KUCHING: Chief Minister Datuk Patinggi Abang Johari Tun Openg’s proposal that Sri Aman Division be renamed as Simanggang Division was a hot topic of discussion but just what does the name actually mean?
While there are many variations on the origin of the name Simanggang, they are more or less the same and they involve the Iban word ‘magang’ which means ‘all’ and ‘si’, which in the Hokkien dialect means ‘dead’.
There is one widely shared story, which tells the origin of the former name of Sri Aman.
According to the legend, a Chinese family once lived and traded along the Batang Lupar river and they did not get along with another Chinese family who traded from a boat.
The story goes that one day, an Iban who was the friend of the Chinese family trading on the river’s bank went to look for his friend.
Seeing the door to the house closed, he asked the Chinese in the boat where was the family.
Unable to speak good Iban, the Chinese man replied that the family was ‘Si magang! Udah si magang!’ which means ‘All dead! All dead already’ in English.
Each time, the Iban returned he was told the same and came to the conclusion that his friend had gone to a place called ‘si mangang’.

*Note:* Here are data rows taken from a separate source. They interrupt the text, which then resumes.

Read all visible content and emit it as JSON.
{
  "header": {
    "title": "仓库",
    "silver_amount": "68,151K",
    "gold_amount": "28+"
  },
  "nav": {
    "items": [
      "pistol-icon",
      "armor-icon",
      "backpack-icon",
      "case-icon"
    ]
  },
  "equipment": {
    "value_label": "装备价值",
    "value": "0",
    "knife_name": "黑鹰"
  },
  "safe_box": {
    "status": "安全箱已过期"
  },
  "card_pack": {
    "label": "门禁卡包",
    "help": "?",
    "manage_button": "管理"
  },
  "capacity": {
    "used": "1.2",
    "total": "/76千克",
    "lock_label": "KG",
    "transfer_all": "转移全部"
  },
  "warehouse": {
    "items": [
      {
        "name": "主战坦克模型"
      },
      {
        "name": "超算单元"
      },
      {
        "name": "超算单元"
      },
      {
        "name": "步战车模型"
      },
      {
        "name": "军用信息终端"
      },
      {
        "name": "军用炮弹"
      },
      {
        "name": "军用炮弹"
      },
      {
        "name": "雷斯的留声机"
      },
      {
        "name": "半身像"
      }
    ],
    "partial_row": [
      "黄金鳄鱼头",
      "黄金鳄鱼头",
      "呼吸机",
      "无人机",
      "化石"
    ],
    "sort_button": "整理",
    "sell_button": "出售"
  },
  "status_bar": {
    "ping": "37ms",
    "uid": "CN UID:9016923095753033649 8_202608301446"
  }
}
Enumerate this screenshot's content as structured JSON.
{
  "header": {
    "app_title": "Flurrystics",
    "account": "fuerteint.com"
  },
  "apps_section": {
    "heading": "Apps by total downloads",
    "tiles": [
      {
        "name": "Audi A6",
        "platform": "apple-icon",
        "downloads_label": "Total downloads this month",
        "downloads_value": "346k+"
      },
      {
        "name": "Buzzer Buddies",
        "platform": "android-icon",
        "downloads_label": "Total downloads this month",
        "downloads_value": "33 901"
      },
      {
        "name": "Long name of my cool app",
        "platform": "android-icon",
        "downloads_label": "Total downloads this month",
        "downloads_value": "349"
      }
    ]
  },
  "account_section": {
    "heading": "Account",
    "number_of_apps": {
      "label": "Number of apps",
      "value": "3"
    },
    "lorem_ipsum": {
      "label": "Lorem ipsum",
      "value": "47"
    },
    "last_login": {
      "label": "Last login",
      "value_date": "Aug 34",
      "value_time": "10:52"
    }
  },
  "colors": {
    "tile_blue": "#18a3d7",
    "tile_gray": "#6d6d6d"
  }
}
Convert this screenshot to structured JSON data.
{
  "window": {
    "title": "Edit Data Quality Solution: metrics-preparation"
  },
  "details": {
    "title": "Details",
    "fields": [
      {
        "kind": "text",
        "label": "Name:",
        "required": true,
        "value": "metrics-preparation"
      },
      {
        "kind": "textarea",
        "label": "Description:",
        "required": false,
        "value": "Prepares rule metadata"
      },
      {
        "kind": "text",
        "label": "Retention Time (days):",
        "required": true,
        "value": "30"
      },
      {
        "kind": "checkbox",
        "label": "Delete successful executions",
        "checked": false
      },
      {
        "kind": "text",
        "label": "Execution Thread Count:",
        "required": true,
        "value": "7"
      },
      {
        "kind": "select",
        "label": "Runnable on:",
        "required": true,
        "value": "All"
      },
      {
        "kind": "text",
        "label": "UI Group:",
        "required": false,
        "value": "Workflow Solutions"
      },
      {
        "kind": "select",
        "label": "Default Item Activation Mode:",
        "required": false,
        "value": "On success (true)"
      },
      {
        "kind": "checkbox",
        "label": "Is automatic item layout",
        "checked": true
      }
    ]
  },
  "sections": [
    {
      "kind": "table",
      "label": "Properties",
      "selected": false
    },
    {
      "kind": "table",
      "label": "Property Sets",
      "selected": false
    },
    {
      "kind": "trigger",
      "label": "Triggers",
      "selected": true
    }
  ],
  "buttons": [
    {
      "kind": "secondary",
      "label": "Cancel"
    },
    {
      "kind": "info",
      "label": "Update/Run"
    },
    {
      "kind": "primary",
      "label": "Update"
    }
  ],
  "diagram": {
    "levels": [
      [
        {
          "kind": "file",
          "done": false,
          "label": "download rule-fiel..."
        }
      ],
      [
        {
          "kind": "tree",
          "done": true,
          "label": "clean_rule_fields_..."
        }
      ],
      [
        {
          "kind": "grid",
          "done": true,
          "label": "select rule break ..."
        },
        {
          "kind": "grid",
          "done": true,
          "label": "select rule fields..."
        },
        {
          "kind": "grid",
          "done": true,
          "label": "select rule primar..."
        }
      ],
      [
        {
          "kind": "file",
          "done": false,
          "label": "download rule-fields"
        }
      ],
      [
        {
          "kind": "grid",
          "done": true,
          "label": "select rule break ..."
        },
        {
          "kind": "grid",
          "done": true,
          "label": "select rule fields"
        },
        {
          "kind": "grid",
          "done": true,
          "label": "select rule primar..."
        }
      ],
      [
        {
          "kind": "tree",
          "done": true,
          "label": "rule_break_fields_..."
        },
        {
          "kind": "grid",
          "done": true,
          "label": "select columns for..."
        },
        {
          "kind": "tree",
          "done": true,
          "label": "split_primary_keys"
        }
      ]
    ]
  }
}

And, according to legend, the name stuck.
Modern history has it that Simanggang was also known as Second Division during the colonial times, an administrative area during the time, formed by Sarawak’s second English Rajah Charles Brooke in 1873.
On Oct 20,1973, a historic declaration of peace was signed in Simanggang town that marked the end of the communist insurgency in the state with the surrender of the director and political commissar of Pasukan Rakyat Kalimantan Utara, Bong Kee Chok, and his comrades.
Given the significance of the event, it was appropriate that the town and the division was renamed Sri Aman as the word ‘aman’ in Malay means ‘peace’.